### [Assigned task]
What lines of the data below include the word "Password"? Report them by copying each.

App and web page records
******************************
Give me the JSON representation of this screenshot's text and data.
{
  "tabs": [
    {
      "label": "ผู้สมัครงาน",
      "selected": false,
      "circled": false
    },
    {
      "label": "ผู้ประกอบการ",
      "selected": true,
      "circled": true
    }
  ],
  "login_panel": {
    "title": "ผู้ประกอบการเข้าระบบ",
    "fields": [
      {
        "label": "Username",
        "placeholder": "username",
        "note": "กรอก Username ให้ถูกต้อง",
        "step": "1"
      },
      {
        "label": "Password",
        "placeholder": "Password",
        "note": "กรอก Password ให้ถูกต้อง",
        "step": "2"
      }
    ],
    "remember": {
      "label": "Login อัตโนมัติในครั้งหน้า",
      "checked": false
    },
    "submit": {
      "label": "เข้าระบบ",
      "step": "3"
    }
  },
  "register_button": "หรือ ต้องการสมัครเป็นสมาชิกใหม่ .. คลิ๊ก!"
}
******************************
### [Solution]
        "label": "Password",
        "placeholder": "Password",
        "note": "กรอก Password ให้ถูกต้อง",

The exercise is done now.